As a thought exercise, while we’re working on our expansion project, I wanted to make notes on how we practice Arête at Indy Hall through each of those specific transformations. This is a bit of a living document, and I’m going to encourage our members to add to it as well.

Ambition

Ambition replaces vision – and it answers the question “why are we here?” More specifically, ambition is meant to define the kinds of returns you will provide, and to whom you will provide them (hint: shareholders aren’t usually in this list).

The more genuine and “thick” the value is, the greater the ambition. There are less bonus points for “bigger” than there are for “better”.

For Indy Hall, our ambition is to make Philadelphia (and ultimately the world) a better place to make a living doing what you love.

Intention

Intention is an action required to achieve your ambition.
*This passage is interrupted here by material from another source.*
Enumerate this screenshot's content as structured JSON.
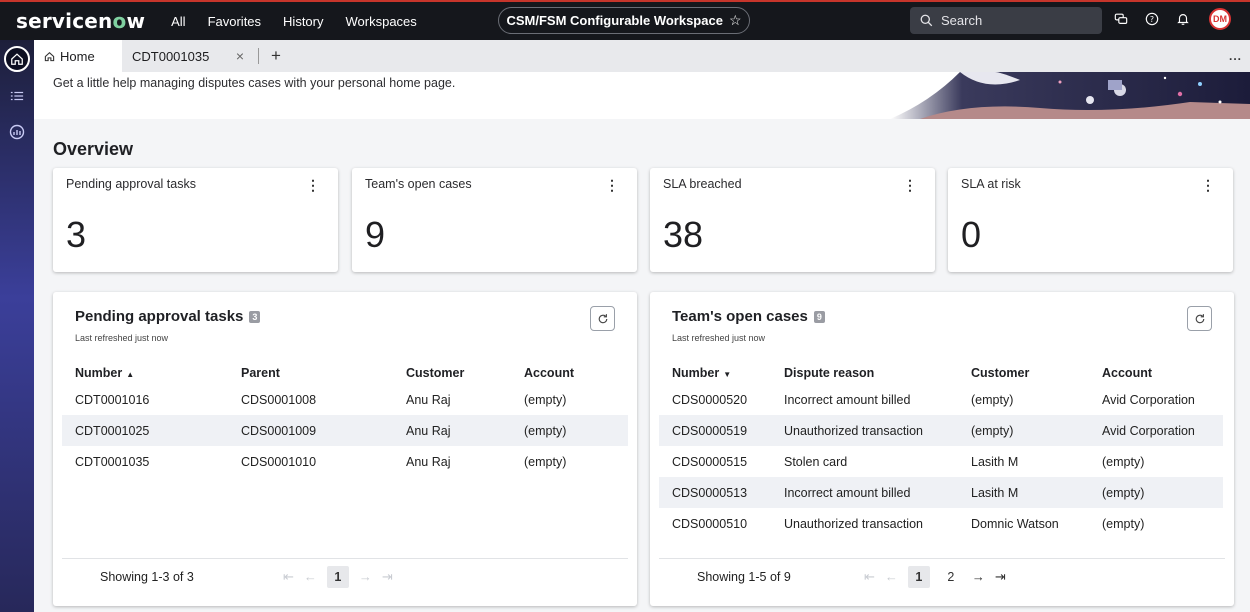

How will you improve things for the people you interact with? What daily interaction(s) will make sure your ambition is being fulfilled?

For Indy Hall, our intention is to…

…help unlikely groups of likeminded people form relationships.

…focus on people and their interactions, and the formation of relationships.

…help people tell the stories of the experiences they have in Philadelphia.

…trust people to do the right thing.

…guide people to being good citizens of Indy Hall and of Philadelphia.

…support people in their goals of building businesses to last, in Philadelphia and for Philadelphia.

Constraints

Constraints are the things are not be done. Constraints exist to avoid things that do damage to the value being created.

For Indy Hall, we must not…

…do anything against our community’s interest.

…focus on desks or square footage.

…create something only because we think we’re supposed to.

…accept the status quo.

…accept a “no” at face value.

…compromise our core values.

…prioritize a transaction before a relationship.

Imperatives

Imperatives are the things that must be done daily. They’re focused actions that help achieve the intentions and ambitions.

For Indy Hall, we must…

…keep people at the center of every action, interaction, and decision.

…welcome new community members, and make it clear that Indy Hall is theirs, not just ours.

…always look for a way to say yes.

…teach others in our immediate and neighboring communities how we operate.

Do It Yourself

If you’ve running a business, from startup to Fortune 50, you need to practice Arête.

If you’re developing a community, from a family to a city, you need to practice Arête.

If you’re creating, from art to technology, you need to practice Arête.

If you’re working, alone or as part of a team, you need to practice Arête.

If your goals include doing things that authentic and meaningful, you need to practice Arête.

What are your ambitions, intentions, constraints, and imperatives?